When Bullard heard rumors that the French 51st was holding out at Orleans, he headed there, starting off on foot. He found that his lieutenant from the last war was the commander of the 51st and he was once again in charge of a machine-gun crew fighting the Germans. He fought with his usual bravery but a shell that killed 11 men threw him 40 feet and cracked a vertebrae, ending his fighting days for good.
At a military hospital, he learned that if he headed for Bordeaux and into Spain, (which had maintained official neutrality in the war), he would find Allied rescue efforts on Spanish soil who could help him get to the United States. He received his first passport, was put on a Navy ship, and finally returned to the United States to Manhattan.
In New York City, Eugene Jacques Bullard had to start his life from scratch working odd jobs. He was able to contact Kitty who had kept his daughters safe and they were able to come to the US to be with their father. While in Manhattan, he became involved in Free French groups working to support General de Gaulle, who was head of the Free French government in exile at the time.
Times were hard in Manhattan for Bullard. His old friend Louis Armstrong helped him by hiring him as a tour manager and occasional drummer. He even tried to reopen his club and gym in Paris. He had to give up because the postwar situation was hopelessly complicated.
In 1959, he was made a chevalier (knight) of France via the French Embassy in New York City. This was while he was working as an elevator operator at 10 Rockefeller Plaza. One day, Dave Garroway, the host of The Today Show entered the elevator and asked him about the medal he was wearing. He had Bullard’s history checked out and found that the elevator man was not only the first African- American fighter pilot in history but much, much more.
Bullard was invited to appear on The Today Show, which led to other appearances and speaking engagements. At last, in parts of America, his heroism was finally recognized.
His one return visit to Georgia was not a happy one. His family had been scattered and one brother had been lynched. He never returned to the South again and lived out the rest of his life in New York City.
In 1960, General Charles de Gaulle, came to visit President Eisenhower. After giving speeches at City Hall and the Waldorf Astoria, he went to the Seventh Regiment Armory. Five thousand French were there and Eugene Jacques Bullard’s presence had been requested.

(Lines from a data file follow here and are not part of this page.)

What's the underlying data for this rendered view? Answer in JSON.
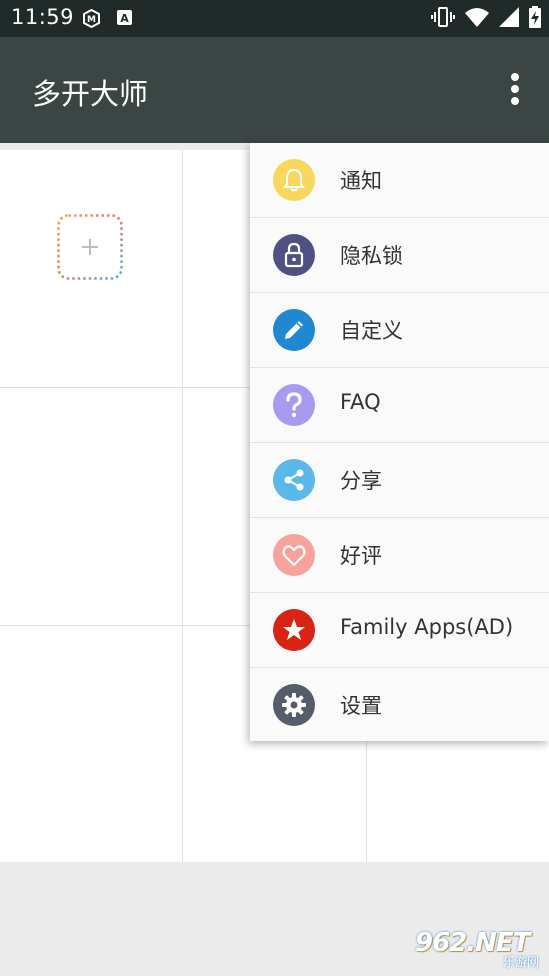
{
  "status_bar": {
    "time": "11:59",
    "notification_icons": [
      "m-badge-icon",
      "a-badge-icon"
    ],
    "system_icons": [
      "vibrate-icon",
      "wifi-icon",
      "signal-icon",
      "battery-charging-icon"
    ]
  },
  "app_bar": {
    "title": "多开大师",
    "overflow_icon": "more-vertical-icon"
  },
  "grid": {
    "add_icon": "plus-icon"
  },
  "menu": {
    "items": [
      {
        "label": "通知",
        "icon": "bell-icon",
        "color": "#f9d65c"
      },
      {
        "label": "隐私锁",
        "icon": "lock-icon",
        "color": "#4f5183"
      },
      {
        "label": "自定义",
        "icon": "pencil-icon",
        "color": "#1e88d2"
      },
      {
        "label": "FAQ",
        "icon": "question-icon",
        "color": "#a89af0"
      },
      {
        "label": "分享",
        "icon": "share-icon",
        "color": "#5ab9e9"
      },
      {
        "label": "好评",
        "icon": "heart-icon",
        "color": "#f7a29b"
      },
      {
        "label": "Family Apps(AD)",
        "icon": "star-icon",
        "color": "#d92414"
      },
      {
        "label": "设置",
        "icon": "gear-icon",
        "color": "#555d6b"
      }
    ]
  },
  "watermark": {
    "text": "962.NET",
    "sub": "乐游网"
  },
  "colors": {
    "status_bar": "#1f2a29",
    "app_bar": "#3b4544",
    "menu_bg": "#fafafa"
  }
}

After his speech, de Gaulle looked into the crowd searching for someone. The general then left the podium and headed into the audience to find a lone Black man, his chest gleaming with medals. The man stood at attention and saluted. De Gaulle returned the salute, then put his hand out and pulled the old soldier into a massive hug. ‘All our country is in your debt,’ said the general. Bullard, whose journey through life had begun as a stowaway, sure only that he belonged in France, could only answer, ‘Merci, mon general. Merci beaucoup.’
On October 12th, 1961, just 3 days after his 66th birthday, the Black Sparrow, Eugene Jacques Bullard, the old horseman, boxer, soldier, pilot, spy, club-owner, musician, and father died. He was buried in the Federation of French War Veterans cemetery in Flushing, N.Y. As per his request, he was wearing the uniform of a French Foreign Legionnaire, and his casket was draped in the French tricolor.
Thirty-three years later, President Bill Clinton promoted Bullard to the rank of second lieutenant in the U.S. Air Force.